Bush Heritage Australia, headquartered in Melbourne, Australia, is a leading not-for-profit conservation organization that protects ecosystems and wildlife across the continent. They use the best science, conservation and right-way knowledge to deliver landscape-scale impact. They are on the ground, working with Aboriginal and Torres Strait Islander people and the agricultural sector to make sure their impact is deep, sustainable and collaborative.
Rebecca Spindler, Executive Manager for Science and Conservation, works with partners across the continent to co-manage over 11.3 million hectares of important conservation areas which include grasslands, wetlands, forests, rangelands and even coastal areas.
“The Conservation Standards have been absolutely fundamental in helping guide the way we understand what is important, what are the threats to those things, and how we go about mitigating those threats and really building value in what is important – the fundamental biodiversity and ecosystem function and structure of all of the different habitat types where we work in Australia.” says Spindler.
The Conservation Standards have also helped Bush Heritage Australia build a much more consistent approach across all of their reserves and partners by being able to use the same strategic language. allowing all collaborators to understand what they are working towards and how to measure it.

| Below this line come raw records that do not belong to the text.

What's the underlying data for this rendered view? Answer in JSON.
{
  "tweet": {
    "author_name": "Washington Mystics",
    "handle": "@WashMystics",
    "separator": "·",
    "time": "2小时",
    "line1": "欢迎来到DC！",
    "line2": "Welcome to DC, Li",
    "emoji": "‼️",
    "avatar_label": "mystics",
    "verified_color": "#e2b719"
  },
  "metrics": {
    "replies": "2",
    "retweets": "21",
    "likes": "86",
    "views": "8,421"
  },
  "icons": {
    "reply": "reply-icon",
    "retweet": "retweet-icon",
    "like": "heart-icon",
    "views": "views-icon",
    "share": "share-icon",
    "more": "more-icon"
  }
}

Bush Heritage Australia Impact models
Bush Heritage Australia manages 42 reserves by purchasing land in areas of high conservation value that are home to nationally significant ecosystems.
Whenever land is acquired, Bush Heritage Australia seeks to engage with the Traditional Owners to ensure they maintain access and a connection to Country. They value their insight, cultural perspective and collaboration and invest in partnering with Aboriginal groups who are themselves landowners – often of vast estates.
With almost 60% of the continent managed for agriculture, Bush Heritage Australia works with farmers to deliver meaningful impact at landscape-scale. Their work is grounded in culture and science to benefit all landscapes and native species, no matter where they call home.
The Conservation Standards is the product of inputs, field tests, and discussions among members of the Conservation Measures Partnership (CMP), which has final editorial authority over the Conservation Standards. Substantial input was also provided by members of the Conservation Coaches Network (CCNet) and other CMP partners.
Photo Credit: Felix Cybulla
The biodiversity conservation community is tackling large, complex, and urgent environmental problems where the stakes are high. However, we don’t have a fully functional system to assess the effectiveness of our actions. Without more rigorous measurement of effectiveness and disciplined recording of our efforts, we cannot know or demonstrate that we are achieving desired results.
Photo Credit: Felix Cybulla
Every organization, agency, project, and individual has its own preferred set of terms. There is no right answer – the most important thing is that the members of your project team and the people with whom you work have a clear and common understanding of whatever terms you choose to use.
Photo Credit: Chris Scarffe